"How are you doing for money?" It's the most natural thing in the world: helping out a friend in dire straits. After all, there's often too much month left at the end of the money. We might be a bit skint, they're a bit flush, so we turn to a bestie for help.
But what would happen if, when we went to hand back the $50 to our best mate the next month, they suddenly demanded $158.11? That friendship wouldn't last the time it took our jaws to drop.
Yet that's the scenario with payday lenders such as Moola, Cash Converters or Save My Bacon.

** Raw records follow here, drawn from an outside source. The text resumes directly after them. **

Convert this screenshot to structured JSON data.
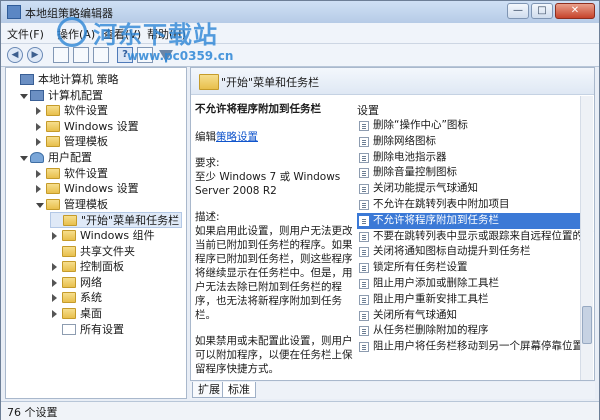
{
  "window": {
    "title": "本地组策略编辑器",
    "minimize": "—",
    "maximize": "□",
    "close": "✕"
  },
  "watermark": {
    "name": "河东下载站",
    "url": "www.pc0359.cn"
  },
  "menu": [
    {
      "label": "文件(F)"
    },
    {
      "label": "操作(A)"
    },
    {
      "label": "查看(V)"
    },
    {
      "label": "帮助(H)"
    }
  ],
  "toolbar": {
    "back": "◀",
    "forward": "▶",
    "help": "?"
  },
  "tree": [
    {
      "label": "本地计算机 策略",
      "level": 0,
      "expand": "none",
      "icon": "computer"
    },
    {
      "label": "计算机配置",
      "level": 1,
      "expand": "open",
      "icon": "computer"
    },
    {
      "label": "软件设置",
      "level": 2,
      "expand": "closed",
      "icon": "folder"
    },
    {
      "label": "Windows 设置",
      "level": 2,
      "expand": "closed",
      "icon": "folder"
    },
    {
      "label": "管理模板",
      "level": 2,
      "expand": "closed",
      "icon": "folder"
    },
    {
      "label": "用户配置",
      "level": 1,
      "expand": "open",
      "icon": "user"
    },
    {
      "label": "软件设置",
      "level": 2,
      "expand": "closed",
      "icon": "folder"
    },
    {
      "label": "Windows 设置",
      "level": 2,
      "expand": "closed",
      "icon": "folder"
    },
    {
      "label": "管理模板",
      "level": 2,
      "expand": "open",
      "icon": "folder"
    },
    {
      "label": "\"开始\"菜单和任务栏",
      "level": 3,
      "expand": "none",
      "icon": "folder",
      "selected": true
    },
    {
      "label": "Windows 组件",
      "level": 3,
      "expand": "closed",
      "icon": "folder"
    },
    {
      "label": "共享文件夹",
      "level": 3,
      "expand": "none",
      "icon": "folder"
    },
    {
      "label": "控制面板",
      "level": 3,
      "expand": "closed",
      "icon": "folder"
    },
    {
      "label": "网络",
      "level": 3,
      "expand": "closed",
      "icon": "folder"
    },
    {
      "label": "系统",
      "level": 3,
      "expand": "closed",
      "icon": "folder"
    },
    {
      "label": "桌面",
      "level": 3,
      "expand": "closed",
      "icon": "folder"
    },
    {
      "label": "所有设置",
      "level": 3,
      "expand": "none",
      "icon": "doc"
    }
  ],
  "content": {
    "header": "\"开始\"菜单和任务栏",
    "desc_title": "不允许将程序附加到任务栏",
    "edit_prefix": "编辑",
    "edit_link": "策略设置",
    "requirements_label": "要求:",
    "requirements": "至少 Windows 7 或 Windows Server 2008 R2",
    "description_label": "描述:",
    "description": "如果启用此设置，则用户无法更改当前已附加到任务栏的程序。如果程序已附加到任务栏，则这些程序将继续显示在任务栏中。但是，用户无法去除已附加到任务栏的程序，也无法将新程序附加到任务栏。",
    "description2": "如果禁用或未配置此设置，则用户可以附加程序，以便在任务栏上保留程序快捷方式。",
    "list_header": "设置",
    "settings": [
      "删除“操作中心”图标",
      "删除网络图标",
      "删除电池指示器",
      "删除音量控制图标",
      "关闭功能提示气球通知",
      "不允许在跳转列表中附加项目",
      "不允许将程序附加到任务栏",
      "不要在跳转列表中显示或跟踪来自远程位置的项目",
      "关闭将通知图标自动提升到任务栏",
      "锁定所有任务栏设置",
      "阻止用户添加或删除工具栏",
      "阻止用户重新安排工具栏",
      "关闭所有气球通知",
      "从任务栏删除附加的程序",
      "阻止用户将任务栏移动到另一个屏幕停靠位置"
    ],
    "selected_index": 6
  },
  "tabs": [
    {
      "label": "扩展",
      "active": false
    },
    {
      "label": "标准",
      "active": true
    }
  ],
  "status": "76 个设置"
}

When you convert the interest rate to an annual figure, they are in the region of 300 per cent or 400 per cent. Even north of 500 per cent is commonplace! The latest one I've come across, Pretty Penny, is aptly named, as in "It's going to cost you a..."

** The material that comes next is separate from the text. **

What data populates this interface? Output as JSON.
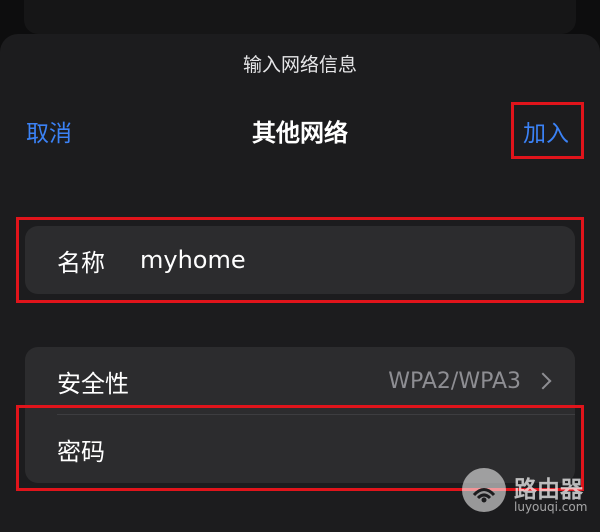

But we keep borrowing this way when we're in a jam. Or perhaps we resort to this approach in order to avoid having to borrow from people we're close to.
Now loan shops like these are not actually our friends - obviously - they have a business to run with all the costs that come with it. But to cover those, there are not only steep interest rates - weighty setup fees are heaped on, too.

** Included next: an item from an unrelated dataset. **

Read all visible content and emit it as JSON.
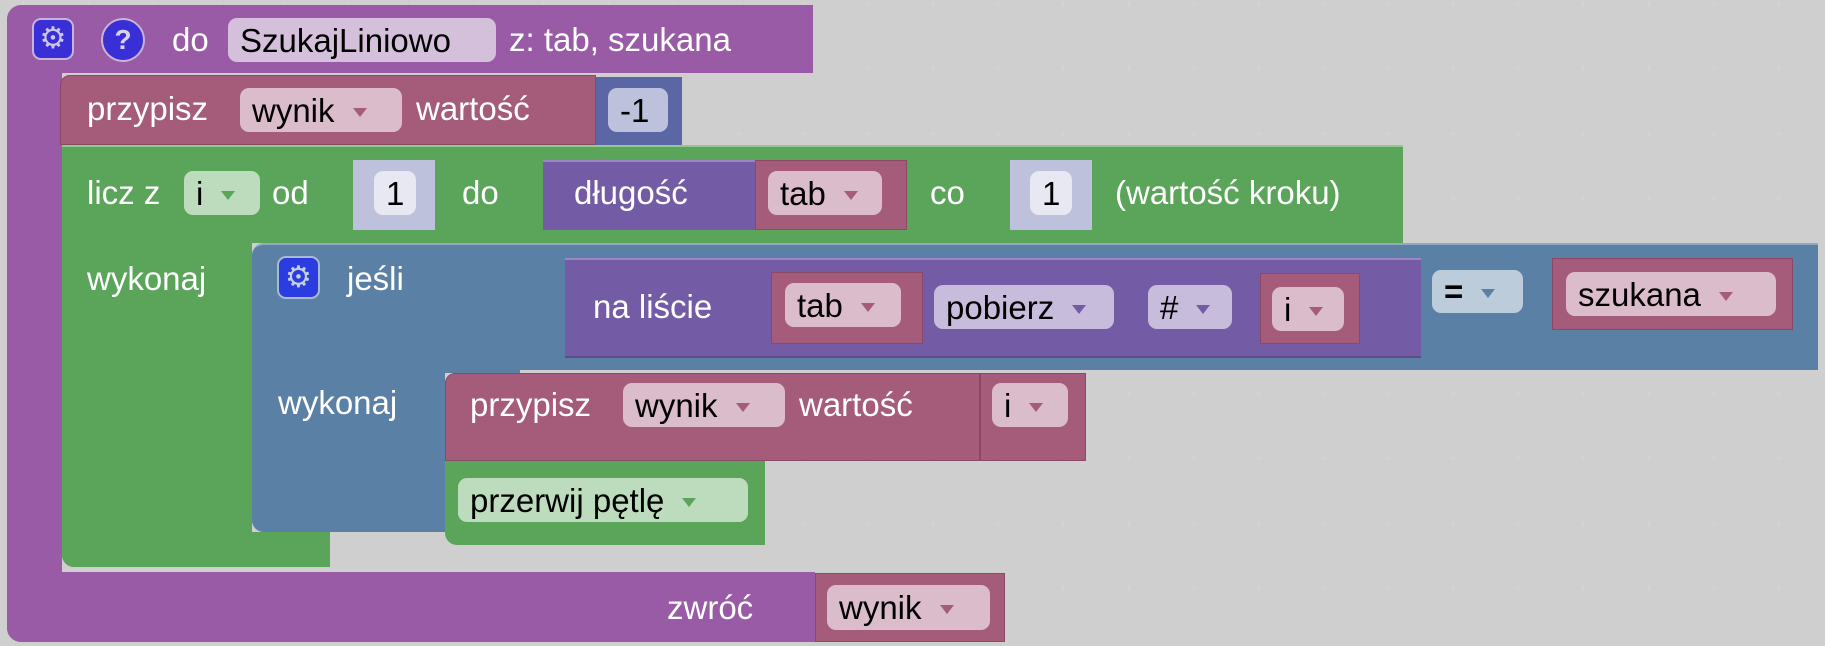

Pretty Penny, for example, slaps you with a setup fee of $24 and another establishment fee of $64 - just so you can borrow $50 for 21 days.
The rule of thumb to remember with any borrowing is: "What's the true cost?" Whether we're grabbing a quick cash loan, putting it on plastic or mortgaging up, it always pays to look at what the loan will cost us overall.
Tools like Sorted's new debt calculator can help run the numbers (and hopefully help us run for the door when the costs become too frightening).
Policymakers in the UK have decided to cap the amount of interest and fees a payday lender can charge. In 2014 they chose a figure that would allow the companies to stay profitable while at the same time not gouge customers unnecessarily. The rate they chose as the cap: 100%. This means that no borrower ends up paying more than twice their loan amount.
The line from Hamlet that gets quoted most often when discussing debt is "Neither a borrower nor a lender be", but we tend to overlook the very important line that follows. I'll leave you with it here:
Neither a borrower nor a lender be
For loan oft loses both itself and friend
Mates rates, please!